Problem to solve.
Repeat all of the data word for word so that only the pictures are missing from the copy.
==== Provided material ====
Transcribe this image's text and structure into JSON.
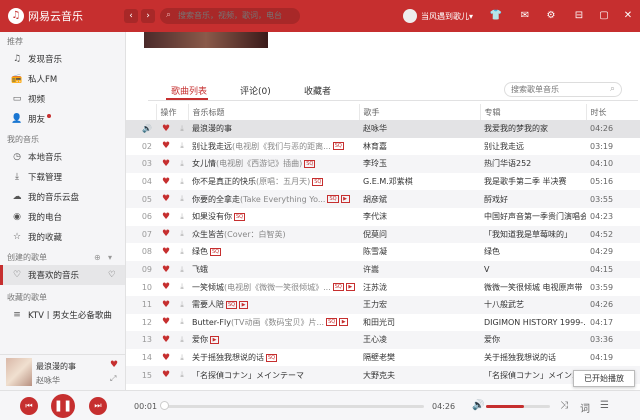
{
  "app": {
    "logo_char": "♫",
    "name": "网易云音乐"
  },
  "topbar": {
    "back": "‹",
    "forward": "›",
    "search_placeholder": "搜索音乐，视频，歌词，电台",
    "user_name": "当风遇到歌儿",
    "user_dropdown": "▾",
    "icons": [
      "shirt-icon",
      "mail-icon",
      "gear-icon",
      "minimize-icon",
      "maximize-icon",
      "close-icon"
    ]
  },
  "sidebar": {
    "recommend_title": "推荐",
    "recommend": [
      {
        "label": "发现音乐",
        "icon": "♫"
      },
      {
        "label": "私人FM",
        "icon": "📻"
      },
      {
        "label": "视频",
        "icon": "▭"
      },
      {
        "label": "朋友",
        "icon": "👤"
      }
    ],
    "mymusic_title": "我的音乐",
    "mymusic": [
      {
        "label": "本地音乐",
        "icon": "◷"
      },
      {
        "label": "下载管理",
        "icon": "⤓"
      },
      {
        "label": "我的音乐云盘",
        "icon": "☁"
      },
      {
        "label": "我的电台",
        "icon": "◉"
      },
      {
        "label": "我的收藏",
        "icon": "☆"
      }
    ],
    "created_title": "创建的歌单",
    "created": [
      {
        "label": "我喜欢的音乐",
        "icon": "♡"
      }
    ],
    "fav_title": "收藏的歌单",
    "fav": [
      {
        "label": "KTV丨男女生必备歌曲",
        "icon": "≡"
      }
    ]
  },
  "now_playing": {
    "title": "最浪漫的事",
    "artist": "赵咏华"
  },
  "tabs": [
    {
      "label": "歌曲列表",
      "active": true
    },
    {
      "label": "评论(0)",
      "active": false
    },
    {
      "label": "收藏者",
      "active": false
    }
  ],
  "playlist_search_placeholder": "搜索歌单音乐",
  "columns": {
    "ops": "操作",
    "title": "音乐标题",
    "artist": "歌手",
    "album": "专辑",
    "duration": "时长"
  },
  "songs": [
    {
      "num": "",
      "title": "最浪漫的事",
      "sub": "",
      "sq": false,
      "mv": false,
      "artist": "赵咏华",
      "album": "我爱我的梦我的家",
      "duration": "04:26",
      "playing": true
    },
    {
      "num": "02",
      "title": "别让我走远",
      "sub": "(电视剧《我们与恶的距离...",
      "sq": true,
      "mv": false,
      "artist": "林育嘉",
      "album": "别让我走远",
      "duration": "03:19"
    },
    {
      "num": "03",
      "title": "女儿情",
      "sub": "(电视剧《西游记》插曲)",
      "sq": true,
      "mv": false,
      "artist": "李玲玉",
      "album": "热门华语252",
      "duration": "04:10"
    },
    {
      "num": "04",
      "title": "你不是真正的快乐",
      "sub": "(原唱：五月天)",
      "sq": true,
      "mv": false,
      "artist": "G.E.M.邓紫棋",
      "album": "我是歌手第二季 半决赛",
      "duration": "05:16"
    },
    {
      "num": "05",
      "title": "你要的全拿走",
      "sub": "(Take Everything Yo...",
      "sq": true,
      "mv": true,
      "artist": "胡彦斌",
      "album": "酹戏好",
      "duration": "03:55"
    },
    {
      "num": "06",
      "title": "如果没有你",
      "sub": "",
      "sq": true,
      "mv": false,
      "artist": "李代沫",
      "album": "中国好声音第一季贵门演唱会",
      "duration": "04:23"
    },
    {
      "num": "07",
      "title": "众生皆苦",
      "sub": "(Cover：白智英)",
      "sq": false,
      "mv": false,
      "artist": "倪莫问",
      "album": "「我知道我是草莓味的」",
      "duration": "04:52"
    },
    {
      "num": "08",
      "title": "绿色",
      "sub": "",
      "sq": true,
      "mv": false,
      "artist": "陈雪凝",
      "album": "绿色",
      "duration": "04:29"
    },
    {
      "num": "09",
      "title": "飞蛾",
      "sub": "",
      "sq": false,
      "mv": false,
      "artist": "许嵩",
      "album": "V",
      "duration": "04:15"
    },
    {
      "num": "10",
      "title": "一笑倾城",
      "sub": "(电视剧《微微一笑很倾城》...",
      "sq": true,
      "mv": true,
      "artist": "汪苏泷",
      "album": "微微一笑很倾城 电视原声带",
      "duration": "03:59"
    },
    {
      "num": "11",
      "title": "需要人陪",
      "sub": "",
      "sq": true,
      "mv": true,
      "artist": "王力宏",
      "album": "十八般武艺",
      "duration": "04:26"
    },
    {
      "num": "12",
      "title": "Butter-Fly",
      "sub": "(TV动画《数码宝贝》片...",
      "sq": true,
      "mv": true,
      "artist": "和田光司",
      "album": "DIGIMON HISTORY 1999-...",
      "duration": "04:17"
    },
    {
      "num": "13",
      "title": "爱你",
      "sub": "",
      "sq": false,
      "mv": true,
      "artist": "王心凌",
      "album": "爱你",
      "duration": "03:36"
    },
    {
      "num": "14",
      "title": "关于摇独我想说的话",
      "sub": "",
      "sq": true,
      "mv": false,
      "artist": "隔壁老樊",
      "album": "关于摇独我想说的话",
      "duration": "04:19"
    },
    {
      "num": "15",
      "title": "「名探偵コナン」メインテーマ",
      "sub": "",
      "sq": false,
      "mv": false,
      "artist": "大野克夫",
      "album": "「名探偵コナン」メイン...",
      "duration": "02:11"
    }
  ],
  "player": {
    "elapsed": "00:01",
    "total": "04:26",
    "progress": 0.01,
    "volume": 0.6
  },
  "tooltip": "已开始播放"
}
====
Answer box.
Transcribe this image's text and structure into JSON.
{
  "app": {
    "logo_char": "♫",
    "name": "网易云音乐"
  },
  "topbar": {
    "back": "‹",
    "forward": "›",
    "search_placeholder": "搜索音乐，视频，歌词，电台",
    "user_name": "当风遇到歌儿",
    "user_dropdown": "▾",
    "icons": [
      "shirt-icon",
      "mail-icon",
      "gear-icon",
      "minimize-icon",
      "maximize-icon",
      "close-icon"
    ]
  },
  "sidebar": {
    "recommend_title": "推荐",
    "recommend": [
      {
        "label": "发现音乐",
        "icon": "♫"
      },
      {
        "label": "私人FM",
        "icon": "📻"
      },
      {
        "label": "视频",
        "icon": "▭"
      },
      {
        "label": "朋友",
        "icon": "👤"
      }
    ],
    "mymusic_title": "我的音乐",
    "mymusic": [
      {
        "label": "本地音乐",
        "icon": "◷"
      },
      {
        "label": "下载管理",
        "icon": "⤓"
      },
      {
        "label": "我的音乐云盘",
        "icon": "☁"
      },
      {
        "label": "我的电台",
        "icon": "◉"
      },
      {
        "label": "我的收藏",
        "icon": "☆"
      }
    ],
    "created_title": "创建的歌单",
    "created": [
      {
        "label": "我喜欢的音乐",
        "icon": "♡"
      }
    ],
    "fav_title": "收藏的歌单",
    "fav": [
      {
        "label": "KTV丨男女生必备歌曲",
        "icon": "≡"
      }
    ]
  },
  "now_playing": {
    "title": "最浪漫的事",
    "artist": "赵咏华"
  },
  "tabs": [
    {
      "label": "歌曲列表",
      "active": true
    },
    {
      "label": "评论(0)",
      "active": false
    },
    {
      "label": "收藏者",
      "active": false
    }
  ],
  "playlist_search_placeholder": "搜索歌单音乐",
  "columns": {
    "ops": "操作",
    "title": "音乐标题",
    "artist": "歌手",
    "album": "专辑",
    "duration": "时长"
  },
  "songs": [
    {
      "num": "",
      "title": "最浪漫的事",
      "sub": "",
      "sq": false,
      "mv": false,
      "artist": "赵咏华",
      "album": "我爱我的梦我的家",
      "duration": "04:26",
      "playing": true
    },
    {
      "num": "02",
      "title": "别让我走远",
      "sub": "(电视剧《我们与恶的距离...",
      "sq": true,
      "mv": false,
      "artist": "林育嘉",
      "album": "别让我走远",
      "duration": "03:19"
    },
    {
      "num": "03",
      "title": "女儿情",
      "sub": "(电视剧《西游记》插曲)",
      "sq": true,
      "mv": false,
      "artist": "李玲玉",
      "album": "热门华语252",
      "duration": "04:10"
    },
    {
      "num": "04",
      "title": "你不是真正的快乐",
      "sub": "(原唱：五月天)",
      "sq": true,
      "mv": false,
      "artist": "G.E.M.邓紫棋",
      "album": "我是歌手第二季 半决赛",
      "duration": "05:16"
    },
    {
      "num": "05",
      "title": "你要的全拿走",
      "sub": "(Take Everything Yo...",
      "sq": true,
      "mv": true,
      "artist": "胡彦斌",
      "album": "酹戏好",
      "duration": "03:55"
    },
    {
      "num": "06",
      "title": "如果没有你",
      "sub": "",
      "sq": true,
      "mv": false,
      "artist": "李代沫",
      "album": "中国好声音第一季贵门演唱会",
      "duration": "04:23"
    },
    {
      "num": "07",
      "title": "众生皆苦",
      "sub": "(Cover：白智英)",
      "sq": false,
      "mv": false,
      "artist": "倪莫问",
      "album": "「我知道我是草莓味的」",
      "duration": "04:52"
    },
    {
      "num": "08",
      "title": "绿色",
      "sub": "",
      "sq": true,
      "mv": false,
      "artist": "陈雪凝",
      "album": "绿色",
      "duration": "04:29"
    },
    {
      "num": "09",
      "title": "飞蛾",
      "sub": "",
      "sq": false,
      "mv": false,
      "artist": "许嵩",
      "album": "V",
      "duration": "04:15"
    },
    {
      "num": "10",
      "title": "一笑倾城",
      "sub": "(电视剧《微微一笑很倾城》...",
      "sq": true,
      "mv": true,
      "artist": "汪苏泷",
      "album": "微微一笑很倾城 电视原声带",
      "duration": "03:59"
    },
    {
      "num": "11",
      "title": "需要人陪",
      "sub": "",
      "sq": true,
      "mv": true,
      "artist": "王力宏",
      "album": "十八般武艺",
      "duration": "04:26"
    },
    {
      "num": "12",
      "title": "Butter-Fly",
      "sub": "(TV动画《数码宝贝》片...",
      "sq": true,
      "mv": true,
      "artist": "和田光司",
      "album": "DIGIMON HISTORY 1999-...",
      "duration": "04:17"
    },
    {
      "num": "13",
      "title": "爱你",
      "sub": "",
      "sq": false,
      "mv": true,
      "artist": "王心凌",
      "album": "爱你",
      "duration": "03:36"
    },
    {
      "num": "14",
      "title": "关于摇独我想说的话",
      "sub": "",
      "sq": true,
      "mv": false,
      "artist": "隔壁老樊",
      "album": "关于摇独我想说的话",
      "duration": "04:19"
    },
    {
      "num": "15",
      "title": "「名探偵コナン」メインテーマ",
      "sub": "",
      "sq": false,
      "mv": false,
      "artist": "大野克夫",
      "album": "「名探偵コナン」メイン...",
      "duration": "02:11"
    }
  ],
  "player": {
    "elapsed": "00:01",
    "total": "04:26",
    "progress": 0.01,
    "volume": 0.6
  },
  "tooltip": "已开始播放"
}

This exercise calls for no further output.